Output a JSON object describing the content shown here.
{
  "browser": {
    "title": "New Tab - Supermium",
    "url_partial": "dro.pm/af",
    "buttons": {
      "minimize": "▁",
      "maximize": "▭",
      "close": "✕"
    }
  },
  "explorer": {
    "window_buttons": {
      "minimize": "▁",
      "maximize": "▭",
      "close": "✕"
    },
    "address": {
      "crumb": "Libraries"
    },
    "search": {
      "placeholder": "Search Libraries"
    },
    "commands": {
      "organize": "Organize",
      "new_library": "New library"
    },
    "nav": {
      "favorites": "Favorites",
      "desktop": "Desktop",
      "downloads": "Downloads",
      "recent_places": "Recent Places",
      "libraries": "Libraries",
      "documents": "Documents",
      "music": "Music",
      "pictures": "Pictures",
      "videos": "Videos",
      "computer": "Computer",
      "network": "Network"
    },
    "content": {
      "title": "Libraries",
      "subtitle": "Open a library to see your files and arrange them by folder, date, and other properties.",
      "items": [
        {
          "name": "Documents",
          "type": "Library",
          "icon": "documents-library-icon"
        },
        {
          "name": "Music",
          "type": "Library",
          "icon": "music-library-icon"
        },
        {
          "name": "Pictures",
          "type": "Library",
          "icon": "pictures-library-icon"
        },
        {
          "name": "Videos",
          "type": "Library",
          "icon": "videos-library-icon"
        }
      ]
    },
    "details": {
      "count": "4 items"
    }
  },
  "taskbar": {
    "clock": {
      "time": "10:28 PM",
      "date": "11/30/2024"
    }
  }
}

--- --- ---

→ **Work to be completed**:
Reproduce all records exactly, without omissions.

→ **Response to this exercise**:
Output a JSON object describing the content shown here.
{
  "browser": {
    "title": "New Tab - Supermium",
    "url_partial": "dro.pm/af",
    "buttons": {
      "minimize": "▁",
      "maximize": "▭",
      "close": "✕"
    }
  },
  "explorer": {
    "window_buttons": {
      "minimize": "▁",
      "maximize": "▭",
      "close": "✕"
    },
    "address": {
      "crumb": "Libraries"
    },
    "search": {
      "placeholder": "Search Libraries"
    },
    "commands": {
      "organize": "Organize",
      "new_library": "New library"
    },
    "nav": {
      "favorites": "Favorites",
      "desktop": "Desktop",
      "downloads": "Downloads",
      "recent_places": "Recent Places",
      "libraries": "Libraries",
      "documents": "Documents",
      "music": "Music",
      "pictures": "Pictures",
      "videos": "Videos",
      "computer": "Computer",
      "network": "Network"
    },
    "content": {
      "title": "Libraries",
      "subtitle": "Open a library to see your files and arrange them by folder, date, and other properties.",
      "items": [
        {
          "name": "Documents",
          "type": "Library",
          "icon": "documents-library-icon"
        },
        {
          "name": "Music",
          "type": "Library",
          "icon": "music-library-icon"
        },
        {
          "name": "Pictures",
          "type": "Library",
          "icon": "pictures-library-icon"
        },
        {
          "name": "Videos",
          "type": "Library",
          "icon": "videos-library-icon"
        }
      ]
    },
    "details": {
      "count": "4 items"
    }
  },
  "taskbar": {
    "clock": {
      "time": "10:28 PM",
      "date": "11/30/2024"
    }
  }
}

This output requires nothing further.